By ANGIE HAFLICH
Garden City Co-op's new elevator and crop production center at Plymell only took about a year to complete, but the $9.5 million project has been a long time coming, said John McClelland, general manager of the co-op.
The co-op unveiled the new facilities on Wednesday as part of an open house for the project, which has been in the planning phase for several years.
"This facility has been a long time in coming and needed for a long time, and we finally got ourselves in a position where we could financially afford it," McClelland said. "The business reasons seemed to indicate that it was a good time to build, so we've constructed a 1 million-bushel grain facility, all upright concrete, 5,000-bushel-an-hour dryer and a 3,000-bushel-per-hour receiving leg, so it's a high-speed, very efficient facility."
The new facility also boasts a 30,000-bushel-per-hour receiving capacity.
"We have a 20,000-bushel-an-hour receiving leg and a 10,000-bushel-an-hour receiving leg. Our other facilities, we've got around 8,000- to 10,000-bushel-an-hour receiving legs," Toby Wilson, the co-op's chief operations officer, said.
Wilson said the co-op's older facilities' overall capacities range from 800,000 to 1.8 million, depending on the location.
"These tanks are 200,000 bushel apiece compared to an old concrete elevator that's going to be 20, 25,000 a tank," he said.
The new facility also has both inbound and outbound scales, which McClelland said will be helpful for farmers.
"And hopefully, when we have big harvests and need to quick-ship grain to keep our facility open, we'll be able to manage our trucks so they're not in our farmers' way and they can continue on with their harvest," he said.
In addition to the grain facility, a new crop production facility contains liquid fertilizer and anhydrous ammonia storage, as well as both bulk and packaged crop protection product storage.
McClelland said the crop production facility's features also will save a lot of time.
"Right next to the grain facility is a new crop production facility, which offers a lot of state-of-the-art technology. We've got big liquid storage, we've got blending capability and the blending capability is done with mass flow meters, not with scales, so that greatly increases the speed, efficiency and accuracy," he said. "And then right next to (the crop production facility) is a bulk and packaged chemical warehouse for crop protection products. They also feature a mass flow meter, and the facility is big enough that the farmer can actually pull through with his sprayer on his semi on his way to the field, we can fill him up with the necessary products, and he's out the door and on the field."
McClelland said the crop production facility should be open later in the fall but that the grain facility will be open sooner.
"The grain facility will be open for business here in just a few weeks when the combines start rolling," he said. "Our target date was always to be ready for fall harvest in 2013, and we made it."
He said there will be two employees in the grain facility and two in the crop production facility, and that all of them will be cross-trained in order to meet the demands of the busy harvest season.

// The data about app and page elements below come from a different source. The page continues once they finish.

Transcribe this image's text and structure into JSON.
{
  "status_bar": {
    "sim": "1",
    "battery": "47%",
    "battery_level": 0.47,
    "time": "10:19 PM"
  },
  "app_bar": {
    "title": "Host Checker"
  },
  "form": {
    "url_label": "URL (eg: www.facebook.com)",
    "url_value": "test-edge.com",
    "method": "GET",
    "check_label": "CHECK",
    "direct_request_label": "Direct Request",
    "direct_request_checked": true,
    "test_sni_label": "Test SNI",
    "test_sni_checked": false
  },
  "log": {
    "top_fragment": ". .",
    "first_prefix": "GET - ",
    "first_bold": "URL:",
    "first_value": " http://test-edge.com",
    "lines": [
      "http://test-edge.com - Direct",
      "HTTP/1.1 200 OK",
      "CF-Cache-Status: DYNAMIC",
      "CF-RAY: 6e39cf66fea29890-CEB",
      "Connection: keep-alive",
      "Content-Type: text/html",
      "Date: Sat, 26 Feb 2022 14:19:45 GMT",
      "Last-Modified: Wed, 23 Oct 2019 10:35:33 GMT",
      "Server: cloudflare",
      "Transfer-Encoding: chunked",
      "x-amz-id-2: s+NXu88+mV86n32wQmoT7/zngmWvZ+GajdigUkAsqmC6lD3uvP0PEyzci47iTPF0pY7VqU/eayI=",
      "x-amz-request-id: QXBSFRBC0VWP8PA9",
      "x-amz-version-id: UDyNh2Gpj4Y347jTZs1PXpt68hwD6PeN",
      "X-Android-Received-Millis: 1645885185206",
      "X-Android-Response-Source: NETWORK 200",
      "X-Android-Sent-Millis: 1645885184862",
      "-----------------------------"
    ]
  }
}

Boyd Lear, chairman of the co-op's board of directors, said a facility has been needed in the Plymell area for decades.
"With as much production as we have in this area — southern Finney County, northern Haskell County — it makes sense to have a facility here," Lear said.
McClelland said that despite the drought, irrigated crop land in the area not only continues to produce but also the feedlots rely more heavily on elevators than in the past.
"The majority of corn in southwest Kansas goes directly to feedlots for high-moisture corn pits. And for a variety of reasons — the way that business has evolved, economic reasons, who their customers are — their reliance on high-moisture corn pits has declined every year, and we've seen the feedlot sector step away from taking wet corn out of the field and rely more on the elevators to store it. And so production may not be increasing, but the demand for our service and for elevator storage has greatly increased over the last few years, and that's a trend we see going on in the future," he said.
Lear said employees at other facilities aided with certain aspects of the design.
"What we did, our other facility where we have chemical grain and fertilizer, it's just kind of been put together and disjointed and a lot of the things don't work, and so one of my personal charges to the staff was, 'If you could just wipe this all off and set everything back where you want it, how would you arrange it? If you could just start with a clean sheet of paper, how would you redo that facility?' And that's what we tried to do here," Lear said.
Today, the Garden City Co-op is hosting another open house from 10 a.m. to 2 p.m. at its Holcomb facility at 6915 Lowe Road. That location underwent renovations, including the addition of a new scale house, which according to a press release from the co-op, will dramatically increase the speed and convenience for farmers delivering their grain to the Garden City Co-op's busiest facility.